If French’s classically raunchy hits like “Pop That” and “Freaks” aren’t quite the holiday ambience you’re looking for, the Daptone Super Soul Review dishes out three nights of smooth funk, soul, and gospel at the Apollo Theater in Harlem, December 4–6. It’s the first time the Brooklyn-based label has brought its Soul Review to the city, and headliners include New York natives Charles Bradley, Sharon Jones and the Dap-Kings, and Afrobeat band Antibalas. Bradley, a relative newcomer to the music industry at age 66, is riding the success of his very excellent sophomore album, Victim of Love; before striking out on his own, he used to perform regularly in Brooklyn as a James Brown impersonator.

Siblings Rufus and Martha Wainwright will revive their holiday show, Noël Nights, December 17 and 18 at Town Hall in Manhattan after three years away from New York City. The concert follows in the tradition of their late mother Kate McGarrigle’s famous Christmas shows, and will feature a slew of yuletide appearances from the likes of Emmylou Harris, Cyndi Lauper, Renée Fleming, and, of course, a whole bunch of Wainwrights.

The punks, too, will be back home this holiday season.
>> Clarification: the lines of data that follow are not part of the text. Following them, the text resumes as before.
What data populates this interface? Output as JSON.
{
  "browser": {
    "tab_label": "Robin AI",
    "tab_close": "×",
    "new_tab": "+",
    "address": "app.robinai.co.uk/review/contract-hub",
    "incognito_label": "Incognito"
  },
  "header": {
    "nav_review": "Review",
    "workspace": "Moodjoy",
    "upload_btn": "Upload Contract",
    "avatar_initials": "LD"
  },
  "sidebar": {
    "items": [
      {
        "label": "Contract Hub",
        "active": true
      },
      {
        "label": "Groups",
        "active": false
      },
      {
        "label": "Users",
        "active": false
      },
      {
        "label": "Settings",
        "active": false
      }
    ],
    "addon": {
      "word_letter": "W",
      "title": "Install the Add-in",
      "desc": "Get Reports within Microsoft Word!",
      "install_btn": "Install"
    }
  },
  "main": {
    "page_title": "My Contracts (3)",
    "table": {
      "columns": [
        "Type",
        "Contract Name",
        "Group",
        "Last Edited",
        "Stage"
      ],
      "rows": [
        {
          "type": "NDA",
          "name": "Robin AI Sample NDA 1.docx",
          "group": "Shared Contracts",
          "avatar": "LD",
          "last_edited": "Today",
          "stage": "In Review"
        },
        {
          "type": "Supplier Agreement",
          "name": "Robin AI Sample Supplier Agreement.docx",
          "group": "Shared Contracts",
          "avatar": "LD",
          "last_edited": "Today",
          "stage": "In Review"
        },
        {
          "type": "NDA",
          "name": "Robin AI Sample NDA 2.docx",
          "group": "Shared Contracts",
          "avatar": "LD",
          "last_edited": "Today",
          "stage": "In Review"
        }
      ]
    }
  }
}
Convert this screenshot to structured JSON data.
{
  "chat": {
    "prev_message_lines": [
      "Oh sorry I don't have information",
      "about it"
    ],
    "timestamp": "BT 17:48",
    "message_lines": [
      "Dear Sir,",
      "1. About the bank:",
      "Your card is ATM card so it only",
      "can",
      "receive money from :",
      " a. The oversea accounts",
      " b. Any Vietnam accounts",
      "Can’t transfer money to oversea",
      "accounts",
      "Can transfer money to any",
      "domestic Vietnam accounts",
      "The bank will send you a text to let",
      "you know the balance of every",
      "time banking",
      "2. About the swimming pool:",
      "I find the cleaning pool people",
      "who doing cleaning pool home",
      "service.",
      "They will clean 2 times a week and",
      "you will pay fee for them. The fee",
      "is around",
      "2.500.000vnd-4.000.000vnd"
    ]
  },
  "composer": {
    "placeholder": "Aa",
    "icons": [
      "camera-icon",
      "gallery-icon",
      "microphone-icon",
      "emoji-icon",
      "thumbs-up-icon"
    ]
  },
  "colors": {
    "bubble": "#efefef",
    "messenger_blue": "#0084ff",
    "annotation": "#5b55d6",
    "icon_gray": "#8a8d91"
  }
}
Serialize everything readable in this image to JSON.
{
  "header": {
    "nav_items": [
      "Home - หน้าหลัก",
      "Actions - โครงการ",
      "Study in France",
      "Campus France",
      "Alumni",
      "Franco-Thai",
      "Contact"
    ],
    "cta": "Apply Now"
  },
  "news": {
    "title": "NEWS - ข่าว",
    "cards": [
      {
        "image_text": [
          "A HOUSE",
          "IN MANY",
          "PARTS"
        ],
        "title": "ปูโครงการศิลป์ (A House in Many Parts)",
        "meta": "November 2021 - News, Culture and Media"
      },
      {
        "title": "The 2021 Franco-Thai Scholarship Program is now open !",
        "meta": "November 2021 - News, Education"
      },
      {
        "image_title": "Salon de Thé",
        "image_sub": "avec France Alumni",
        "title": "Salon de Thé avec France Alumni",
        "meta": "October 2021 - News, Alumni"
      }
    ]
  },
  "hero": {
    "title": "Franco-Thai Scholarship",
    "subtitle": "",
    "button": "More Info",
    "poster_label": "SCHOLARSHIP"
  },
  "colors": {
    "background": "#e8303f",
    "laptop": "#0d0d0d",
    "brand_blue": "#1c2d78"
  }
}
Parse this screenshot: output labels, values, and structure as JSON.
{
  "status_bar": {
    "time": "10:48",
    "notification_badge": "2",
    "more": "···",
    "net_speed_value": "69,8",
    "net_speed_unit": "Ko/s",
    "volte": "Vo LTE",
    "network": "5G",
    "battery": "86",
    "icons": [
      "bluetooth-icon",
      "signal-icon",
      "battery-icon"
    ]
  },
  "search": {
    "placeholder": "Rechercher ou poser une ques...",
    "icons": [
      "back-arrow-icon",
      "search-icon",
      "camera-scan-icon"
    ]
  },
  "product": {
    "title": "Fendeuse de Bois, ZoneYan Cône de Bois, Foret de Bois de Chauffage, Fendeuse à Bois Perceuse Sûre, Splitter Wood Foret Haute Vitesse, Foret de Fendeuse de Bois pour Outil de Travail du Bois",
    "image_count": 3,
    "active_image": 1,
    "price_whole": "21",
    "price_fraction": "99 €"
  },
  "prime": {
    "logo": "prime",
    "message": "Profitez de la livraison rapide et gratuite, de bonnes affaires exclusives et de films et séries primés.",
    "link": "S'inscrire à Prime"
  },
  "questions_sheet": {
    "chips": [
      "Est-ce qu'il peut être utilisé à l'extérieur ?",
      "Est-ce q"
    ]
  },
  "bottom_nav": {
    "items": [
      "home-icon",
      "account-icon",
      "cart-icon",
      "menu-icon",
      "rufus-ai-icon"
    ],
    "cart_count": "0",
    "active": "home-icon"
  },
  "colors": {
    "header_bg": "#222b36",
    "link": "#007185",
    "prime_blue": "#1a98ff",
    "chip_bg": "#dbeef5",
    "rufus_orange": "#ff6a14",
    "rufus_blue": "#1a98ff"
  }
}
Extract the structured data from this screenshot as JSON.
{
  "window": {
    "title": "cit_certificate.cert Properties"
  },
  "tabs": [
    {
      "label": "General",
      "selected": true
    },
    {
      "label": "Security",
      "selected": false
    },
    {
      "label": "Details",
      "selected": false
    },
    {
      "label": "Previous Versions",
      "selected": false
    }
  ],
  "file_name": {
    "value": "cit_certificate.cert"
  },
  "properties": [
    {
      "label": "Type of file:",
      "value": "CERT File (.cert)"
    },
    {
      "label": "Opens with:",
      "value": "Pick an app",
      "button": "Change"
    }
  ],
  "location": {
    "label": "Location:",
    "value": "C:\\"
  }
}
Marky Ramone is hosting a release party for his new autobiography, Punk Rock Blitzkrieg: My Life as a Ramone, and performing with Village Voice advice columnist, professional partier, and all-around rock Renaissance man Andrew W.K. at the Gramercy Theatre on January 17.

Brooklyn indie quartet Yellow Ostrich will play their final show as a band at Glasslands Gallery in Williamsburg on December 8, just weeks before the DIY venue and arts space shuts its doors forever on New Year’s Day. That same night, Landlady, an art-rock band based in Brooklyn that has garnered high praise from the likes of Pitchfork and the New York Times, brings its spasmodic blend of melodic rock and avant-garde arrangements to Mercury Lounge on the Lower East Side.

On December 21, the Front Bottoms, one of the bands leading the so-called “emo revival,” partner with BrooklynVegan to host the Champagne Jam, a three-floor holiday party at Manhattan’s Webster Hall. The festivities will also feature Brooklyn’s Kevin Devine & the Goddamn Band, the Hold Steady’s Craig Finn, punk band the So So Glos, and more. And on December 30, Chumped, a self-described “bummer punk” band from Brooklyn, cap off 2014 at the Acheron in East Williamsburg.

While perhaps more artists call New York City home than any other place on earth, the good ones spend most of the year on the road, spreading the gospel to the masses. Between recording sessions and long, exhausting tours out west, a show in Manhattan or an impromptu gig in Brooklyn becomes as rare as a trip back home to see your parents. Let’s all try to make the most of the time we have together.